Study of Dietary N-3 Fatty Acids in Patients With Retinitis Pigmentosa and Usher Syndrome

This study has been terminated.
Sponsor:
Collaborator:
Oregon Health and Science University
Information provided by:
National Center for Research Resources (NCRR)
ClinicalTrials.gov Identifier:
NCT00004345
First received: October 18, 1999
Last updated: June 23, 2005
Last verified: July 2002
  Purpose

OBJECTIVES: I. Examine the concentration of docosahexanoic acid (DHA) and other n-3 fatty acids in plasma, erythrocyte, and adipose tissue in patients with various forms of retinitis pigmentosa and Usher syndrome.

II. Determine the synthesis and catabolism of DHA from linolenic acid in these patients.

III. Determine the synthesis, absorption, and catabolism of DHA under different dietary conditions in these patients.


Condition
Usher Syndrome
Retinitis Pigmentosa

Study Type: Observational
Study Design: Primary Purpose: Screening

Resource links provided by NLM:


Further study details as provided by National Center for Research Resources (NCRR):

Estimated Enrollment: 100
Study Start Date: October 1999
Detailed Description:

PROTOCOL OUTLINE: Patients may participate in one or more of the arms of this study.

Arm I (adipose tissue study): Adipose tissue is collected from the buttocks of patients with Usher II retinitis pigmentosa (RP), patients with non-Usher RP, and control subjects. Dietary histories are obtained from all patients and subjects.

Arm II (isotope study): Patients meeting the same criteria as in arm I receive oral D5-labeled linolenic acid and oral D4-labeled linolenic acid that is dissolved in oil and incorporated into foods. Subjects must avoid eating fish and shellfish during the 35 days of the isotope study. Blood samples are collected at 0, 8, 24, and 48 hours, daily on days 3-7, and then on days 10, 18, and 35.

Arm III (flaxseed oil feeding): Patients with all types of RP and control subjects receive flaxseed oil, a form of linolenic acid, for 12 weeks. Subjects may also receive high oleic safflower oil or olive oil as a control fat for 12 weeks.
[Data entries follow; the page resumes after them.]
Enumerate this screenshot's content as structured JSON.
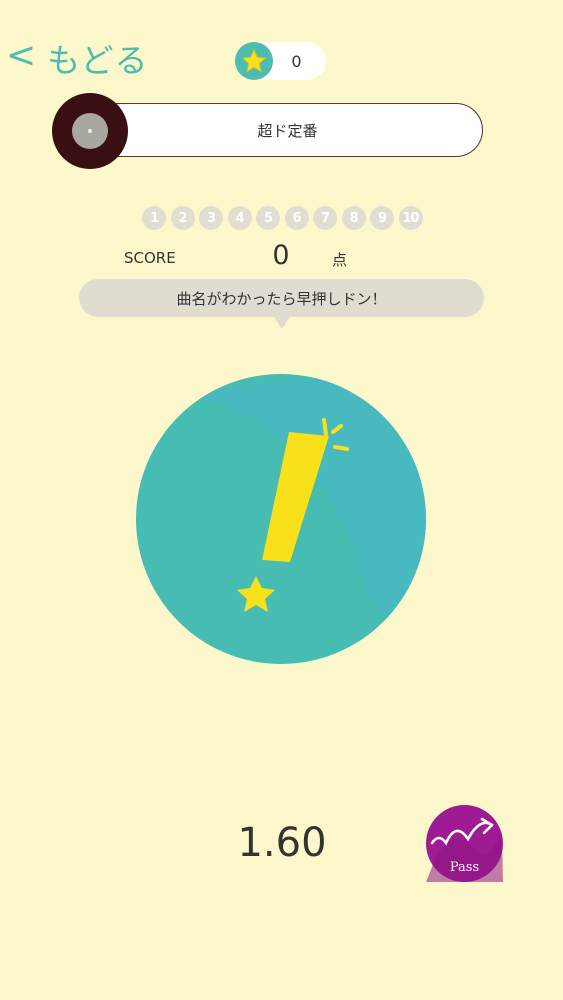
{
  "nav": {
    "back_arrow": "<",
    "back_label": "もどる"
  },
  "stars": {
    "count": "0",
    "icon": "star-icon"
  },
  "genre": {
    "title": "超ド定番"
  },
  "questions": [
    "1",
    "2",
    "3",
    "4",
    "5",
    "6",
    "7",
    "8",
    "9",
    "10"
  ],
  "score": {
    "label": "SCORE",
    "value": "0",
    "unit": "点"
  },
  "hint": {
    "text": "曲名がわかったら早押しドン！"
  },
  "timer": {
    "value": "1.60"
  },
  "pass": {
    "label": "Pass"
  },
  "colors": {
    "background": "#fdf8cc",
    "accent": "#4dbcb1",
    "buzzer": "#46bcb3",
    "exclamation": "#f8e01a",
    "pass": "#9e1b93",
    "record": "#3a0f12"
  }
}
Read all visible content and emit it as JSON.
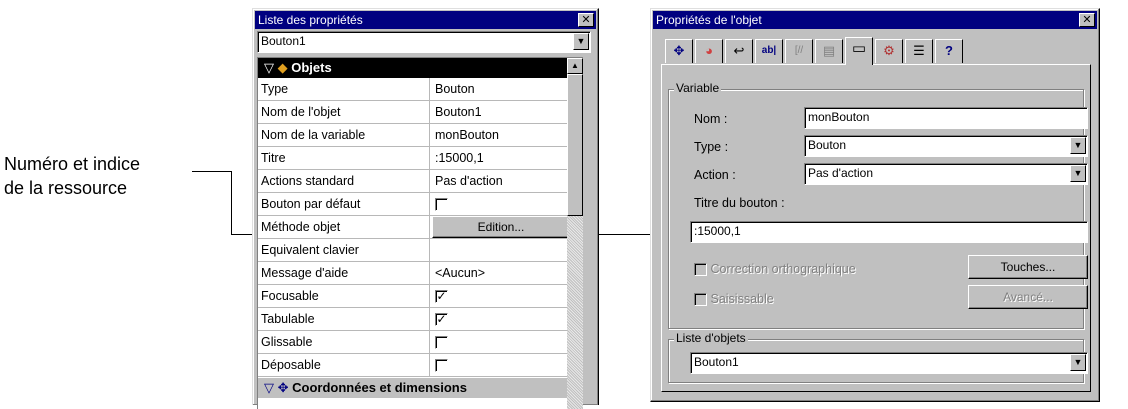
{
  "callout": {
    "line1": "Numéro et indice",
    "line2": "de la ressource"
  },
  "property_list": {
    "title": "Liste des propriétés",
    "close_glyph": "✕",
    "object_selector": "Bouton1",
    "group_objects": "Objets",
    "group_coords": "Coordonnées et dimensions",
    "rows": [
      {
        "name": "Type",
        "value": "Bouton"
      },
      {
        "name": "Nom de l'objet",
        "value": "Bouton1"
      },
      {
        "name": "Nom de la variable",
        "value": "monBouton"
      },
      {
        "name": "Titre",
        "value": ":15000,1"
      },
      {
        "name": "Actions standard",
        "value": "Pas d'action"
      },
      {
        "name": "Bouton par défaut",
        "value": ""
      },
      {
        "name": "Méthode objet",
        "value": "Edition..."
      },
      {
        "name": "Equivalent clavier",
        "value": ""
      },
      {
        "name": "Message d'aide",
        "value": "<Aucun>"
      },
      {
        "name": "Focusable",
        "value": ""
      },
      {
        "name": "Tabulable",
        "value": ""
      },
      {
        "name": "Glissable",
        "value": ""
      },
      {
        "name": "Déposable",
        "value": ""
      }
    ],
    "checks": {
      "bouton_par_defaut": false,
      "focusable": true,
      "tabulable": true,
      "glissable": false,
      "deposable": false
    }
  },
  "object_props": {
    "title": "Propriétés de l'objet",
    "close_glyph": "✕",
    "tabs": [
      {
        "icon": "move-icon",
        "glyph": "✥"
      },
      {
        "icon": "color-wheel-icon",
        "glyph": "◕"
      },
      {
        "icon": "action-icon",
        "glyph": "↩"
      },
      {
        "icon": "entry-field-icon",
        "glyph": "ab|"
      },
      {
        "icon": "format-icon",
        "glyph": "[//"
      },
      {
        "icon": "list-icon",
        "glyph": "▤"
      },
      {
        "icon": "button-icon",
        "glyph": "▭"
      },
      {
        "icon": "help-tip-icon",
        "glyph": "⚙"
      },
      {
        "icon": "text-style-icon",
        "glyph": "☰"
      },
      {
        "icon": "help-icon",
        "glyph": "?"
      }
    ],
    "variable_group": "Variable",
    "nom_label": "Nom :",
    "nom_value": "monBouton",
    "type_label": "Type :",
    "type_value": "Bouton",
    "action_label": "Action :",
    "action_value": "Pas d'action",
    "titre_label": "Titre du bouton :",
    "titre_value": ":15000,1",
    "correction_label": "Correction orthographique",
    "saisissable_label": "Saisissable",
    "touches_button": "Touches...",
    "avance_button": "Avancé...",
    "liste_group": "Liste d'objets",
    "liste_value": "Bouton1"
  }
}
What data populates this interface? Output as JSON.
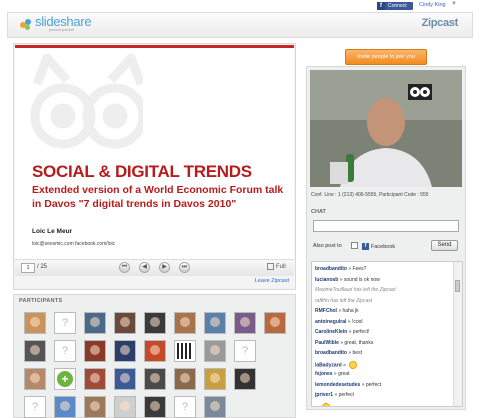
{
  "topbar": {
    "facebook_connect": "Connect",
    "user_name": "Cindy King",
    "caret": "▼"
  },
  "header": {
    "logo_name": "slideshare",
    "logo_sub": "present yourself",
    "zipcast_label": "Zipcast"
  },
  "slide": {
    "title": "SOCIAL & DIGITAL TRENDS",
    "subtitle": "Extended version of a World Economic Forum talk in Davos \"7 digital trends in Davos 2010\"",
    "author": "Loic Le Meur",
    "contact": "loic@seesmic.com  facebook.com/loic",
    "current_page": "1",
    "total_pages": "/ 25",
    "full_label": "Full",
    "leave_label": "Leave Zipcast"
  },
  "participants": {
    "title": "PARTICIPANTS",
    "avatars": [
      {
        "kind": "photo",
        "color": "#c9935e"
      },
      {
        "kind": "placeholder",
        "color": "#ffffff"
      },
      {
        "kind": "photo",
        "color": "#4b6a8a"
      },
      {
        "kind": "photo",
        "color": "#6a4a3a"
      },
      {
        "kind": "photo",
        "color": "#3b3b3b"
      },
      {
        "kind": "photo",
        "color": "#a7744d"
      },
      {
        "kind": "photo",
        "color": "#5a7fa8"
      },
      {
        "kind": "photo",
        "color": "#7a5c8a"
      },
      {
        "kind": "photo",
        "color": "#b86a3e"
      },
      {
        "kind": "photo",
        "color": "#555555"
      },
      {
        "kind": "placeholder",
        "color": "#ffffff"
      },
      {
        "kind": "photo",
        "color": "#8a3a2a"
      },
      {
        "kind": "photo",
        "color": "#2c3e6a"
      },
      {
        "kind": "photo",
        "color": "#c44a2a"
      },
      {
        "kind": "qrcode",
        "color": "#222222"
      },
      {
        "kind": "photo",
        "color": "#9a9a9a"
      },
      {
        "kind": "placeholder",
        "color": "#ffffff"
      },
      {
        "kind": "photo",
        "color": "#b58a6a"
      },
      {
        "kind": "plus",
        "color": "#6cb33f"
      },
      {
        "kind": "photo",
        "color": "#a04a3a"
      },
      {
        "kind": "photo",
        "color": "#3a5a9a"
      },
      {
        "kind": "photo",
        "color": "#4a4a4a"
      },
      {
        "kind": "photo",
        "color": "#8a6a4a"
      },
      {
        "kind": "photo",
        "color": "#c8a040"
      },
      {
        "kind": "photo",
        "color": "#333333"
      },
      {
        "kind": "placeholder",
        "color": "#ffffff"
      },
      {
        "kind": "photo",
        "color": "#5a8ac8"
      },
      {
        "kind": "photo",
        "color": "#9a7a5a"
      },
      {
        "kind": "photo",
        "color": "#cfcfcf"
      },
      {
        "kind": "photo",
        "color": "#3a3a3a"
      },
      {
        "kind": "placeholder",
        "color": "#ffffff"
      },
      {
        "kind": "photo",
        "color": "#7a8a9a"
      }
    ]
  },
  "right": {
    "invite_label": "Invite people to join you",
    "conf_line": "Conf. Line : 1 (213) 406-5555, Participant Code : 555",
    "chat_label": "CHAT",
    "also_post": "Also post to",
    "facebook_label": "Facebook",
    "send_label": "Send"
  },
  "chat": [
    {
      "who": "broadbandito",
      "text": "» Fees?",
      "kind": "msg"
    },
    {
      "who": "lucianosb",
      "text": "» sound is ok now",
      "kind": "msg"
    },
    {
      "who": "",
      "text": "MaximeTouillaud has left the Zipcast",
      "kind": "sys"
    },
    {
      "who": "",
      "text": "raffihn has left the Zipcast",
      "kind": "sys"
    },
    {
      "who": "RMFChol",
      "text": "» haha jk",
      "kind": "msg"
    },
    {
      "who": "antoinegulral",
      "text": "» !cool",
      "kind": "msg"
    },
    {
      "who": "CarolineKlein",
      "text": "» perfect!",
      "kind": "msg"
    },
    {
      "who": "PaulWible",
      "text": "» great, thanks",
      "kind": "msg"
    },
    {
      "who": "broadbandito",
      "text": "» best",
      "kind": "msg"
    },
    {
      "who": "laBadyzard",
      "text": "»",
      "kind": "smiley"
    },
    {
      "who": "fsjones",
      "text": "» great",
      "kind": "msg"
    },
    {
      "who": "lemondedesetudes",
      "text": "» perfect",
      "kind": "msg"
    },
    {
      "who": "jpriver1",
      "text": "» perfect",
      "kind": "msg"
    },
    {
      "who": "",
      "text": "...",
      "kind": "smiley"
    }
  ]
}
Subjects complete a diet history at the end of each fatty acid supplementation period. All subjects must follow a diet free of seafood and fish oil supplements.

  Eligibility

Genders Eligible for Study:   Both
Accepts Healthy Volunteers:   Yes
Criteria

PROTOCOL ENTRY CRITERIA:

  • Retinitis pigmentosa, including: Usher syndrome (types I and II) Simplex
  • The following inheritance patterns eligible: X-linked recessive; Autosomal dominant; Autosomal recessive
  Contacts and Locations
Choosing to participate in a study is an important personal decision. Talk with your doctor and family members or friends about deciding to join a study. To learn more about this study, you or your doctor may contact the study research staff using the Contacts provided below. For general information, see Learn About Clinical Studies.

Please refer to this study by its ClinicalTrials.gov identifier: NCT00004345

Locations
United States, Oregon
Oregon Health Sciences University
Portland, Oregon, United States, 97201-3098
Sponsors and Collaborators
Oregon Health and Science University
Investigators
Study Chair: William Connor Oregon Health and Science University
  More Information

No publications provided

ClinicalTrials.gov Identifier: NCT00004345     History of Changes
Other Study ID Numbers: 199/11904, OHSU-2650
Study First Received: October 18, 1999
Last Updated: June 23, 2005
Health Authority: United States: Federal Government

Keywords provided by National Center for Research Resources (NCRR):
Usher syndrome
ophthalmologic disorders
rare disease
retinitis pigmentosa

Additional relevant MeSH terms:
Usher Syndromes
Retinitis
Retinitis Pigmentosa
Retinal Diseases
Eye Diseases
Eye Diseases, Hereditary
Retinal Dystrophies
Retinal Degeneration
Genetic Diseases, Inborn
Deaf-Blind Disorders
Deafness
Hearing Loss
Hearing Disorders
Ear Diseases
Otorhinolaryngologic Diseases
Hearing Loss, Sensorineural
Sensation Disorders
Neurologic Manifestations
Nervous System Diseases
Blindness
Vision Disorders
Abnormalities, Multiple
Congenital Abnormalities
Signs and Symptoms

ClinicalTrials.gov processed this record on July 31, 2014